Project description:BACKGROUND:Differences in cardiovascular disease (CVD) burden exist among racial/ethnic groups in the United States, with African-Americans having the highest prevalence. Subclinical CVD measures have also been shown to differ by race or ethnicity. In the United States, there has been a significant intermixing among racial/ethnic groups creating admixed populations. Very little research exists on the relationship of genetic ancestry and subclinical CVD measures. METHODS AND RESULTS:These associations were investigated in 712 black and 705 Hispanic participants from the Multi-Ethnic Study of Atherosclerosis candidate gene substudy.
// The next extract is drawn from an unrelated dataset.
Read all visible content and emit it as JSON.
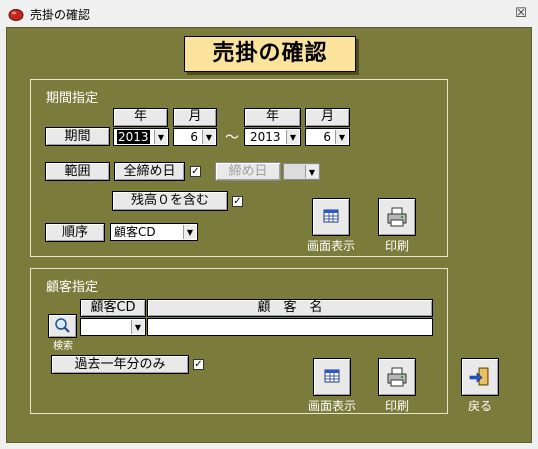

Individual ancestry was estimated from 199 genetic markers using STRUCTURE. Associations of ancestry and coronary artery calcium (CAC) and common and internal carotid intima media thickness were evaluated using log-binomial and linear regression models. Splines indicated linear associations of ancestry with subclinical CVD measures in African-Americans but presence of threshold effects in Hispanics. Among African-Americans, each SD increase in European ancestry was associated with an 8% (95% CI, 1.02 to 1.15; P=0.01) higher CAC prevalence. Each SD increase in European ancestry was also associated with a 2% (95% CI -3.4% to -0.5%, P=0.008) lower common carotid intima media thickness in African-Americans. Among Hispanics, the highest tertile of European ancestry was associated with a 34% higher CAC prevalence (P=0.02) when compared with the lowest tertile. CONCLUSIONS:The linear association of ancestry and subclinical CVD suggests that genetic effects may be important in determining CAC and carotid intima media thickness among African-Americans. Our results also suggest that CAC and common carotid intima media thickness may be important phenotypes for further study with admixture mapping.